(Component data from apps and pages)
====================

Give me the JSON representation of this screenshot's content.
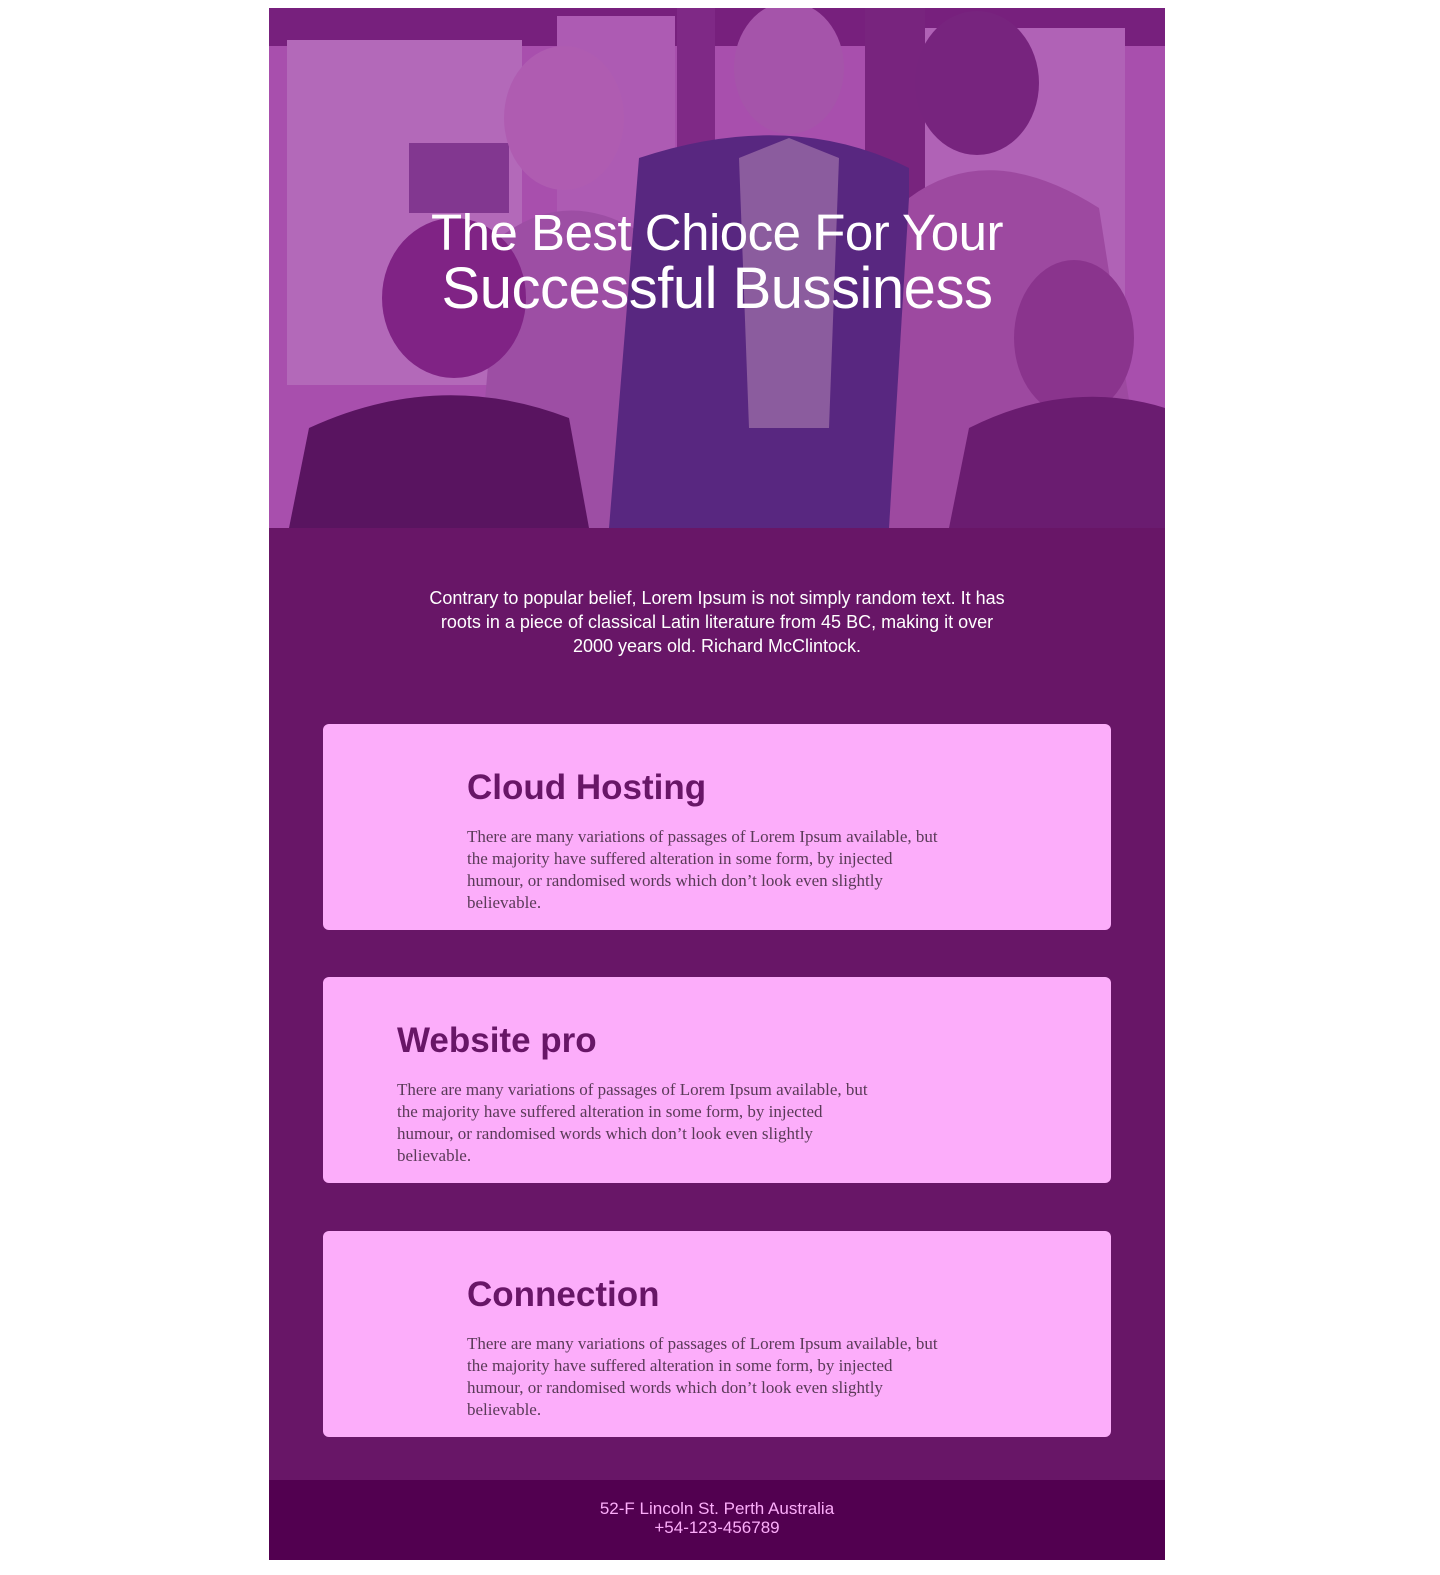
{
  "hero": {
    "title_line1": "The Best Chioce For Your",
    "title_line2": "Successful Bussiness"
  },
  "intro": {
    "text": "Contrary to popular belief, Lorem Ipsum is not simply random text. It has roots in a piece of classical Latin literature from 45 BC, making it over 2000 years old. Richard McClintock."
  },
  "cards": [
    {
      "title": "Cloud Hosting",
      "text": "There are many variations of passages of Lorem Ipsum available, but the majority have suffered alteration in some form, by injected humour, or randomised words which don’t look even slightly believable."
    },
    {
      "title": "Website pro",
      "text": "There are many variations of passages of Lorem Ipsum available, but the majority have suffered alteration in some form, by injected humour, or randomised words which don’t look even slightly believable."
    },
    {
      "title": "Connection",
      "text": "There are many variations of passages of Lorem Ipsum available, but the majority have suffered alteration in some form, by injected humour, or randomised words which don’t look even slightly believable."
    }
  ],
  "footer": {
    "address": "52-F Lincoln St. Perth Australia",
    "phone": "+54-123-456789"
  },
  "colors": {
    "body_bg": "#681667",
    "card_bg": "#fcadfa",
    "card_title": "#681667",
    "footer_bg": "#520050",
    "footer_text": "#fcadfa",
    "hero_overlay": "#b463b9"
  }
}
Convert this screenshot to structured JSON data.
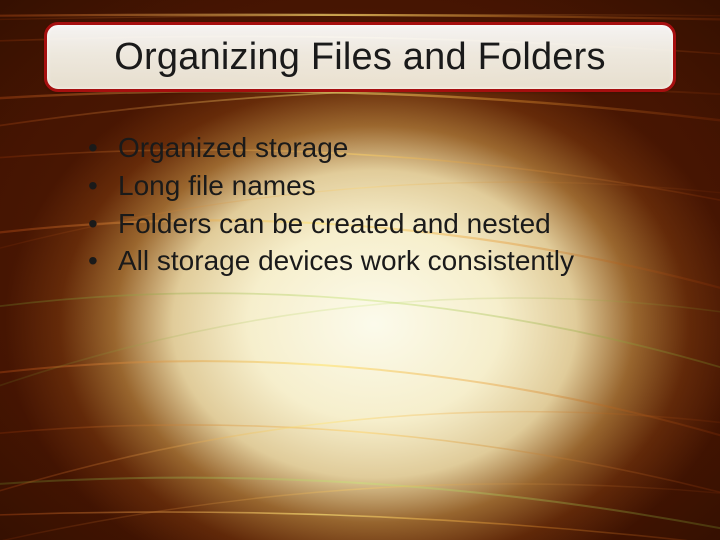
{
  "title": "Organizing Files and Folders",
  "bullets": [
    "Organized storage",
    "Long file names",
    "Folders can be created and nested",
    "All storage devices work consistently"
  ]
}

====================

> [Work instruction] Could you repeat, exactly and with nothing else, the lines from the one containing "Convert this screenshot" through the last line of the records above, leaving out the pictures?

> [Task response]
Convert this screenshot to structured JSON data.
{
  "title": "Organizing Files and Folders",
  "bullets": [
    "Organized storage",
    "Long file names",
    "Folders can be created and nested",
    "All storage devices work consistently"
  ]
}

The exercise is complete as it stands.